I was absolutely fascinated by this tale of Bernard Loiseau and the rise of his restaurant to three Michelin stars. He committed suicide in 03 when it was rumored the restaurant was about to lose a star. A very good look into the absurdities of the food culture, and the OCD nature it requires to succeed.
Amanda Munoz
Jan 20, 2008 Amanda Munoz rated it really liked it  ·  review of another edition
Paired with Julia Child, this made for quite the immersion in French cuisine over the holidays! Enjoyed the perspective on the high pressure environment of French restaurants and the challenge to get to and stay on top.
Jan 21, 2008 Eugenie rated it really liked it  ·  review of another edition
Recommends it for: serious foodies and francophiles
Recommended to Eugenie by: Mousumi
Great, fast-paced read; a much brighter story than I expected considering the grim ending. Fascinating exploration of French food and culture. Chelminski's at his best when describing food, wine, and the restaurant business. Otherwise he's a little too enchanted by his own prose.

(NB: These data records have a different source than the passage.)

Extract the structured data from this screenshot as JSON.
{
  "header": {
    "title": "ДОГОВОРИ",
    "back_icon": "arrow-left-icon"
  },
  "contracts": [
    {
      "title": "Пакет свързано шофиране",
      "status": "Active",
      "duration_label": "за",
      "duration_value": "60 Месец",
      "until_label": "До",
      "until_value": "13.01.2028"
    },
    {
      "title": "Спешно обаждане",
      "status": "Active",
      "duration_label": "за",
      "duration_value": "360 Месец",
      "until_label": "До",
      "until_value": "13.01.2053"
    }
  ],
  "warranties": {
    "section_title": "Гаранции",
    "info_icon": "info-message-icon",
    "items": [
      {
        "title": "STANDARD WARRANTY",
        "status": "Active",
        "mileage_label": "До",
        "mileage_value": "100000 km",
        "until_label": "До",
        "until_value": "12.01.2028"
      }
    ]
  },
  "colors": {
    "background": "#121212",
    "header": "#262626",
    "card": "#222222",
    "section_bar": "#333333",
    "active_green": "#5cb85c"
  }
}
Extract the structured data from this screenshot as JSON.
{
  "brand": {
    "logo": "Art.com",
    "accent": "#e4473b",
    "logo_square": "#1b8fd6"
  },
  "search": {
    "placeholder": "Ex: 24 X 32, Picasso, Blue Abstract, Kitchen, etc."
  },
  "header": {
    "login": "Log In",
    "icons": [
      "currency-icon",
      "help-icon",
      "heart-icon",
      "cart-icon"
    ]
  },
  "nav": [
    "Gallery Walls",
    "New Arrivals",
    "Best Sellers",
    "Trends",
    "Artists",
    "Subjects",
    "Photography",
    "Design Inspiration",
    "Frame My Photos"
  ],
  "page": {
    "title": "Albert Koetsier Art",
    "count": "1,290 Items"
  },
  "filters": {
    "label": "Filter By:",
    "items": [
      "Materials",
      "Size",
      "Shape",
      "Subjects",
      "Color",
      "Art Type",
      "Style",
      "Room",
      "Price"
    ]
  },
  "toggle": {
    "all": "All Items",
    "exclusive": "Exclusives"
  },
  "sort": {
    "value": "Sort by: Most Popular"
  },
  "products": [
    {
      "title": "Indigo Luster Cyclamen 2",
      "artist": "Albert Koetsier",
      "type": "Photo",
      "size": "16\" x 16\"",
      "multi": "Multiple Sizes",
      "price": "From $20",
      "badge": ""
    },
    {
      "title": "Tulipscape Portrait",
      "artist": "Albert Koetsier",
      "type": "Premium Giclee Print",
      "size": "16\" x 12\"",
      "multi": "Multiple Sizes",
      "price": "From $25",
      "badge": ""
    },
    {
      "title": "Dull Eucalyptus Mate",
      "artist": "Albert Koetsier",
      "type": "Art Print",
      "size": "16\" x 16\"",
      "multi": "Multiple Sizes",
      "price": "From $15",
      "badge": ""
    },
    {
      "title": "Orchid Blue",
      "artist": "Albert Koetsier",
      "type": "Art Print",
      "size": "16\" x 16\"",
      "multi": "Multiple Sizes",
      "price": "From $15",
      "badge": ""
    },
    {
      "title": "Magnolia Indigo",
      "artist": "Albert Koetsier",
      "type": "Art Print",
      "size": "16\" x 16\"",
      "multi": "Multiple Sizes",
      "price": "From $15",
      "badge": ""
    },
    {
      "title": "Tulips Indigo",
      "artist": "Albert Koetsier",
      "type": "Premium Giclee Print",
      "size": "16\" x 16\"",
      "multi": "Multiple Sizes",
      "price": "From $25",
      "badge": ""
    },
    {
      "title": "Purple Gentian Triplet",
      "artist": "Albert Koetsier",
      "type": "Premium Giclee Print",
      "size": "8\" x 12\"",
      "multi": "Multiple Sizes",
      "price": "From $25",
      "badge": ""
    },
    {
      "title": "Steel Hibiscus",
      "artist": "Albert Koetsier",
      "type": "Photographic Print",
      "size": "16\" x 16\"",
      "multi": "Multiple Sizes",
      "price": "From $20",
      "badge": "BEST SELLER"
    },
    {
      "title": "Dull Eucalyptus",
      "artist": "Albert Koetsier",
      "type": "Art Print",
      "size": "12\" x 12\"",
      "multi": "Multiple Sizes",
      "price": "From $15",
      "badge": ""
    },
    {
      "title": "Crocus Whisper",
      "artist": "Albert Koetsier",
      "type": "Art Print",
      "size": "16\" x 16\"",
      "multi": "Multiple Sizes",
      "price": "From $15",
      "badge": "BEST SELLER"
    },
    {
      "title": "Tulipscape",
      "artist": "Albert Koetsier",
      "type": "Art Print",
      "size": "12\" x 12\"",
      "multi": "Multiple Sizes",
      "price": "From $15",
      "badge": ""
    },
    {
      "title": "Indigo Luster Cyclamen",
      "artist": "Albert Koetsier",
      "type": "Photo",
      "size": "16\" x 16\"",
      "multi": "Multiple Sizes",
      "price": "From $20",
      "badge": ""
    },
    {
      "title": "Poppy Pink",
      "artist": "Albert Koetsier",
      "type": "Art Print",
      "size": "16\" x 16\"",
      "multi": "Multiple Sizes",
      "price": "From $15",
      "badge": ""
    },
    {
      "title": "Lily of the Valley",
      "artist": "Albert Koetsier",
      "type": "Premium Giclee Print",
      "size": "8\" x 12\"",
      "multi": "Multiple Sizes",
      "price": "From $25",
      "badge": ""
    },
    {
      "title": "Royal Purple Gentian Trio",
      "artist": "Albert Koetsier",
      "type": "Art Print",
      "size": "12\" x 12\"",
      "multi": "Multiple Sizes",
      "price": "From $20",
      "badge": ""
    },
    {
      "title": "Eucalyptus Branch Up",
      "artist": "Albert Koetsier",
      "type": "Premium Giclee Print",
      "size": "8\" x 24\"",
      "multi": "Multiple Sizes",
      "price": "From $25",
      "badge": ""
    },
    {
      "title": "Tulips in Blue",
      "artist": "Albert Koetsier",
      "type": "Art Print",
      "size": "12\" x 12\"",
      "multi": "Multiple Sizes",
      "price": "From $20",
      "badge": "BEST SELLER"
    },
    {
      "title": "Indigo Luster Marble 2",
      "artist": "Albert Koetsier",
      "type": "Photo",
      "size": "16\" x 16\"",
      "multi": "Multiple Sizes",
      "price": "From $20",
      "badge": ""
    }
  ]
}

The true story of famed French chef Bernard Loiseau, his rise as a three Michelin star restauranteur, and his eventual suicide due to the pressure to maintain his stars. A glimpse at the very small world of French haute cuisine.
Stephen Conti
Feb 14, 2008 Stephen Conti rated it it was amazing  ·  review of another edition
Read this when it came out (before there was a michelin guide here in NYC) Amazing look into the French restaurant scene and how Michelin rates them..... scary how dedicated the chefs are...
Nov 29, 2015 Laini rated it it was ok  ·  review of another edition
Pretentiously written. I couldn't take it anymore and had to stop halfway through the book. The author thinks a little too much about the circles he moves in and his place in them for my taste.
Jan 08, 2009 Sarah rated it it was amazing  ·  review of another edition
The saddest book I have ever read.
Feb 19, 2008 Jeremy rated it liked it  ·  review of another edition
Interesting and relevant but a slow read for me.
Rob Shurmer
3.5 stars perhaps - A intelligently-written expose of French cuisine since WWII. My only criticism is that it would have benefited from a proper editor who might have cut it by about 150 pages.
Adriana Olson
it takes a while to get through this book but if you are interested in micheilin star ratings i reccommend it. its very history oriented and detailed.
Oct 07, 2009 Erin rated it it was ok  ·  review of another edition
Dense. And very French. A serious tome, not a light read.
Aida Khan
Feb 14, 2008 Aida Khan rated it it was amazing  ·  review of another edition
Amazing insight into the world of French haute cuisine. Also provides some useful cooking tips!
Ilya Evdokimov
Great book about tragic end of an amazing chef
« previous 1 3 4 5 6 7 8 9 next »
There are no discussion topics on this book yet. Be the first to start one »
  • The Reach of a Chef: Beyond the Kitchen
  • Knives at Dawn: America's Quest for Culinary Glory at the Legendary Bocuse d'Or Competition
  • The Devil in the Kitchen: Sex, Pain, Madness and the Making of a Great Chef
  • Culinary Artistry
  • Think Like a Chef
  • Fork It Over: The Intrepid Adventures of a Professional Eater
  • Beaten, Seared, and Sauced: On Becoming a Chef at the Culinary Institute of America
  • Twain's Feast: Searching for America's Lost Foods in the Footsteps of Samuel Clemens
  • On the Line
  • My Last Supper: 50 Great Chefs and Their Final Meals / Portraits, Interviews, and Recipes
  • The Sorcerer's Apprentices: A Season in the Kitchen at Ferran Adrià's elBulli
  • An Omelette and a Glass of Wine
  • Cheesemonger
  • Secret Ingredients: The New Yorker Book of Food and Drink
  • The New Making of a Cook: The Art, Techniques, and Science of Good Cooking
  • Are You Really Going to Eat That?: Reflections of a Culinary Thrill Seeker
  • Don't Try This At Home: Culinary Catastrophes from the World's Greatest Chefs
  • Cooking for Kings: The Life of Antonin Careme, the First Celebrity Chef

Share This Book

“a lobster tail scallop and a ruinously thick slice of T. melanosporum, the black truffle that does for French cuisine what a Wonderbra does for an ambitious ingénue.” 1 likes
More quotes…